**Description of the task:** In the entries below, find each line with the word "JSON" and return it.

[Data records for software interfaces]
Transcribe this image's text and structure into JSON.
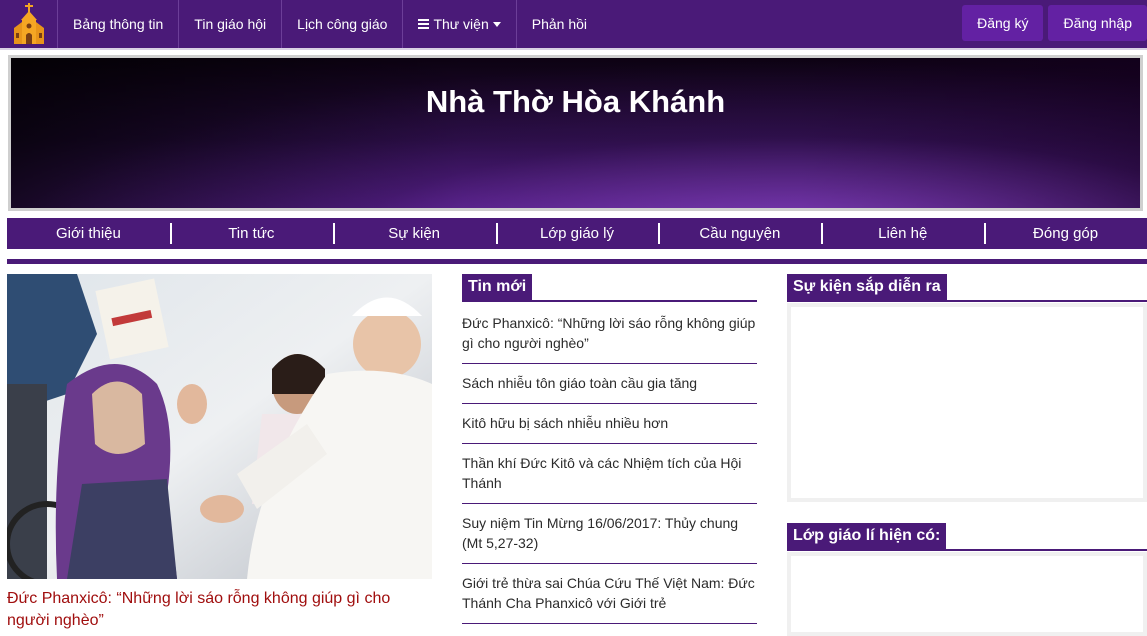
{
  "topnav": {
    "items": [
      "Bảng thông tin",
      "Tin giáo hội",
      "Lịch công giáo",
      "Thư viện",
      "Phản hồi"
    ],
    "register": "Đăng ký",
    "login": "Đăng nhập"
  },
  "banner": {
    "title": "Nhà Thờ Hòa Khánh"
  },
  "subnav": {
    "items": [
      "Giới thiệu",
      "Tin tức",
      "Sự kiện",
      "Lớp giáo lý",
      "Cầu nguyện",
      "Liên hệ",
      "Đóng góp"
    ]
  },
  "featured": {
    "title": "Đức Phanxicô: “Những lời sáo rỗng không giúp gì cho người nghèo”"
  },
  "news": {
    "heading": "Tin mới",
    "items": [
      "Đức Phanxicô: “Những lời sáo rỗng không giúp gì cho người nghèo”",
      "Sách nhiễu tôn giáo toàn cầu gia tăng",
      "Kitô hữu bị sách nhiễu nhiều hơn",
      "Thần khí Đức Kitô và các Nhiệm tích của Hội Thánh",
      "Suy niệm Tin Mừng 16/06/2017: Thủy chung (Mt 5,27-32)",
      "Giới trẻ thừa sai Chúa Cứu Thế Việt Nam: Đức Thánh Cha Phanxicô với Giới trẻ"
    ]
  },
  "sidebar": {
    "events_heading": "Sự kiện sắp diễn ra",
    "classes_heading": "Lớp giáo lí hiện có:"
  },
  "colors": {
    "primary": "#4a1a78",
    "accent": "#6321a3",
    "featured_title": "#a00e0e"
  }
}
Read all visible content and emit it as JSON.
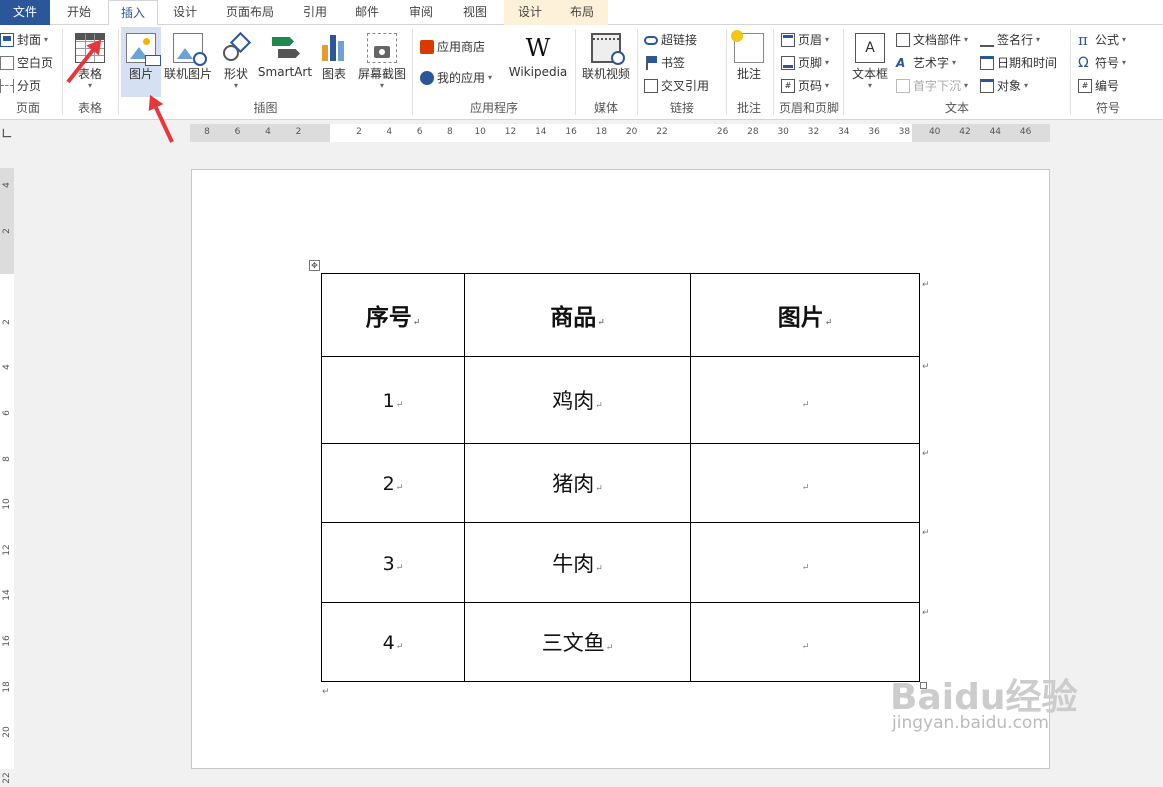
{
  "tabs": [
    {
      "label": "文件",
      "id": "file"
    },
    {
      "label": "开始"
    },
    {
      "label": "插入",
      "id": "active"
    },
    {
      "label": "设计"
    },
    {
      "label": "页面布局"
    },
    {
      "label": "引用"
    },
    {
      "label": "邮件"
    },
    {
      "label": "审阅"
    },
    {
      "label": "视图"
    },
    {
      "label": "设计",
      "id": "ctx"
    },
    {
      "label": "布局",
      "id": "ctx"
    }
  ],
  "ribbon": {
    "pages": {
      "cover": "封面",
      "blank": "空白页",
      "break": "分页",
      "group": "页面"
    },
    "tables": {
      "table": "表格",
      "group": "表格"
    },
    "illustrations": {
      "picture": "图片",
      "online_picture": "联机图片",
      "shapes": "形状",
      "smartart": "SmartArt",
      "chart": "图表",
      "screenshot": "屏幕截图",
      "group": "插图"
    },
    "apps": {
      "store": "应用商店",
      "my_apps": "我的应用",
      "wikipedia": "Wikipedia",
      "group": "应用程序"
    },
    "media": {
      "online_video": "联机视频",
      "group": "媒体"
    },
    "links": {
      "hyperlink": "超链接",
      "bookmark": "书签",
      "cross_ref": "交叉引用",
      "group": "链接"
    },
    "comments": {
      "comment": "批注",
      "group": "批注"
    },
    "header_footer": {
      "header": "页眉",
      "footer": "页脚",
      "page_number": "页码",
      "group": "页眉和页脚"
    },
    "text": {
      "textbox": "文本框",
      "quick_parts": "文档部件",
      "wordart": "艺术字",
      "dropcap": "首字下沉",
      "signature": "签名行",
      "datetime": "日期和时间",
      "object": "对象",
      "group": "文本"
    },
    "symbols": {
      "equation": "公式",
      "symbol": "符号",
      "number": "编号",
      "group": "符号"
    }
  },
  "ruler": {
    "h_left": [
      "8",
      "6",
      "4",
      "2"
    ],
    "h_main": [
      "2",
      "4",
      "6",
      "8",
      "10",
      "12",
      "14",
      "16",
      "18",
      "20",
      "22",
      "",
      "26",
      "28",
      "30",
      "32",
      "34",
      "36",
      "38",
      "40",
      "42",
      "44",
      "46"
    ],
    "v": [
      "4",
      "2",
      "",
      "2",
      "4",
      "6",
      "8",
      "10",
      "12",
      "14",
      "16",
      "18",
      "20",
      "22"
    ]
  },
  "table": {
    "headers": [
      "序号",
      "商品",
      "图片"
    ],
    "rows": [
      [
        "1",
        "鸡肉",
        ""
      ],
      [
        "2",
        "猪肉",
        ""
      ],
      [
        "3",
        "牛肉",
        ""
      ],
      [
        "4",
        "三文鱼",
        ""
      ]
    ]
  },
  "para_mark": "↵",
  "watermark": {
    "brand": "Baidu经验",
    "url": "jingyan.baidu.com"
  }
}
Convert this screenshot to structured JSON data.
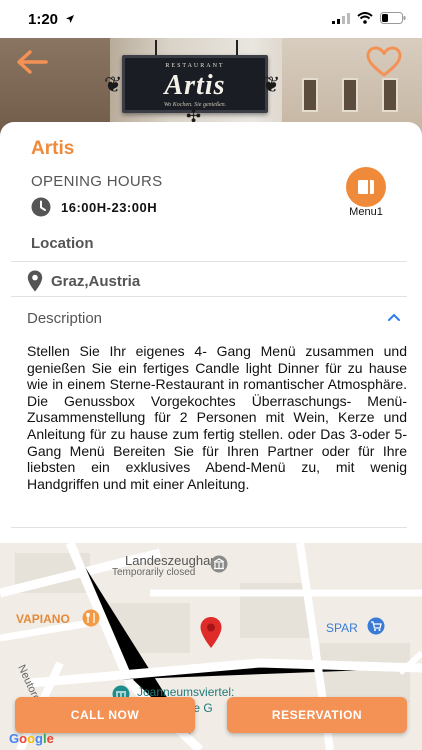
{
  "status": {
    "time": "1:20"
  },
  "restaurant": {
    "name": "Artis",
    "sign_small": "RESTAURANT",
    "sign_name": "Artis",
    "sign_tagline": "Wo Kochen. Sie genießen."
  },
  "hours": {
    "label": "OPENING HOURS",
    "value": "16:00H-23:00H"
  },
  "menu": {
    "label": "Menu1"
  },
  "location": {
    "label": "Location",
    "address": "Graz,Austria"
  },
  "description": {
    "label": "Description",
    "text": "Stellen Sie Ihr eigenes 4- Gang Menü zusammen und genießen Sie ein fertiges Candle light Dinner für zu hause wie in einem Sterne-Restaurant in romantischer Atmosphäre. Die Genussbox Vorgekochtes Überraschungs- Menü-Zusammenstellung für 2 Personen mit Wein, Kerze und Anleitung für zu hause zum fertig stellen. oder Das 3-oder 5-Gang Menü Bereiten Sie für Ihren Partner oder für Ihre liebsten ein exklusives Abend-Menü zu, mit wenig Handgriffen und mit einer Anleitung."
  },
  "map": {
    "labels": {
      "landeszeughaus": "Landeszeughaus",
      "temporarily_closed": "Temporarily closed",
      "vapiano": "VAPIANO",
      "spar": "SPAR",
      "neutorgasse": "Neutorga",
      "joanneum": "Joanneumsviertel:",
      "galerie": "erie G"
    },
    "google": "Google"
  },
  "actions": {
    "call_now": "CALL NOW",
    "reservation": "RESERVATION"
  },
  "colors": {
    "accent": "#ef8a3a",
    "button": "#f49155",
    "pin": "#e02b2b"
  }
}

**Expected answer:**
Transcribe this image's text and structure into JSON.
Read all visible content and emit it as JSON.
Convert this screenshot to structured JSON data.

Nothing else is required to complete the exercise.